Cliff Taylor: Brexit can go one of three ways for Ireland
Political stakes are high as Varadkar seeks to avoid no-deal Brexit while keeping the backstop
The waiting game, as the UK tries to decide where to go next on Brexit, is set to overshadow Irish politics in the weeks ahead and is likely to slow parts of the economy for a period as many businesses and consumers “wait and see”.
Nor will Tuesday’s vote in the House of Commons – assuming it does go ahead – be the end of it, with intense speculation about what would happen if the deal is defeated, but no clarity.
The problem in terms of planning – for the Government and for businesses – is the huge range of possible outcomes.
The Cabinet is considering a range of sectoral papers on how to cope with a “no-deal” exit, the most disruptive outcome from the Irish viewpoint where the UK leaves with no withdrawal agreement signed.

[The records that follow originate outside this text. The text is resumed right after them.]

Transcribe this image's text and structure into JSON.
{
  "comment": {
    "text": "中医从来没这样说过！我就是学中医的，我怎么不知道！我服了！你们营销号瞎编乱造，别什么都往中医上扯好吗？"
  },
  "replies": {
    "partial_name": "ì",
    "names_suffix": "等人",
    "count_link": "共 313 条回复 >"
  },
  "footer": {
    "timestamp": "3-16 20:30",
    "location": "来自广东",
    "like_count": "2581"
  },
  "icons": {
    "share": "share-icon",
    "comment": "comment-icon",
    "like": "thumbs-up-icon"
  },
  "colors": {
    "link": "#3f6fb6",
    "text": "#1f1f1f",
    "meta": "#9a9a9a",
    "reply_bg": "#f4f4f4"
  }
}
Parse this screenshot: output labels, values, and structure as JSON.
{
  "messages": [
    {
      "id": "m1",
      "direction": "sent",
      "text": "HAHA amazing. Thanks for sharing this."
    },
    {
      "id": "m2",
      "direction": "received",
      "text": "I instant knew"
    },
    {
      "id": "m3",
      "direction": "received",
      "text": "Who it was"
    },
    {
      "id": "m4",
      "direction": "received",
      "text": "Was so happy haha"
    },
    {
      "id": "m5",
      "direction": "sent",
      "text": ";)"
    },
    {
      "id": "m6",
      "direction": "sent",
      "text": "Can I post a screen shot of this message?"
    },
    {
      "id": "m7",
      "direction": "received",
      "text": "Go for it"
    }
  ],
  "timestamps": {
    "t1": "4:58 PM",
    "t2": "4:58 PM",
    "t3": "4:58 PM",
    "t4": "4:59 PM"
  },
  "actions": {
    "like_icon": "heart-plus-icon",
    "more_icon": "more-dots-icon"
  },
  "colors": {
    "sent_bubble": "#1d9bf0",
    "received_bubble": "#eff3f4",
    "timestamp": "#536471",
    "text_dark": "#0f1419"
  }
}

Meanwhile, businesses are now spending significant sums on contingency plans. Other investment and hiring is slowing – according to sources – as everyone waits to see what happens.
For Ireland, the short-term outcomes now fall into three boxes.
In the first, the withdrawal agreement is – after a defeat on Tuesday – eventually voted through the House of Commons. This would remove the threat of the UK crashing out next March and all the trading rules and regulations changing overnight.
The second box is the no-deal, seen now as a bit less likely by some analysts as it’s clearly opposed by a majority in the House of Commons and the EU does not want it either. However, it is still the default option; it is what will happen at the end of March unless something is done to stop it.
As Fianna Fáil ramps up its criticism of the Government’s no-deal planning, the political stakes are clear. All the parties have supported the backstop strategy. Nonetheless, the party in power always gets the blame when things go wrong. And of course if it all works out, then the Taoiseach will claim a political success.
The third box is where there is a delay in the UK’s exit. There has been intense speculation that the two sides will push out the UK’s exit date under Article 50 until the summer – perhaps to late June or early July. All 27 of the remaining EU states would have to agree and, while a second referendum would justify an extension, the rest of the EU will be loath to allow it just so the UK can continue its House of Commons arguments.
As the politics plays out in the UK, the backstop – the legal guarantee that no hard border will be needed in Ireland – will remain firmly in focus. Suggestions emerging from the House of Commons that an end date be put on any application of the backstop (one proposed amendment to Tuesday’s vote suggests this be fixed to the end of 2022) would be opposed in Dublin as rendering the backstop useless. So far, sources say there is no sign of pressure from the rest of the EU on Ireland over the issue.
Even if the withdrawal agreement is eventually passed, the backstop issue will not go away. The kind of trade deal which, to date, the UK has suggested it wants, would not on its own solve the Irish Border issue. And the UK could use the EU’s assurances of doing everything possible to avoid the backstop – including examining new bureaucratic procedures and technology – to try to push the point as far as possible.
The Irish side is content, however, that the legally binding withdrawal agreement remains in place, with its commitment to guaranteeing the backstop “unless and until” it is no longer needed.
For now, success for Ireland requires avoiding a no-deal Brexit and keeping the backstop in place. Whether both can be achieved will become clear in the weeks ahead.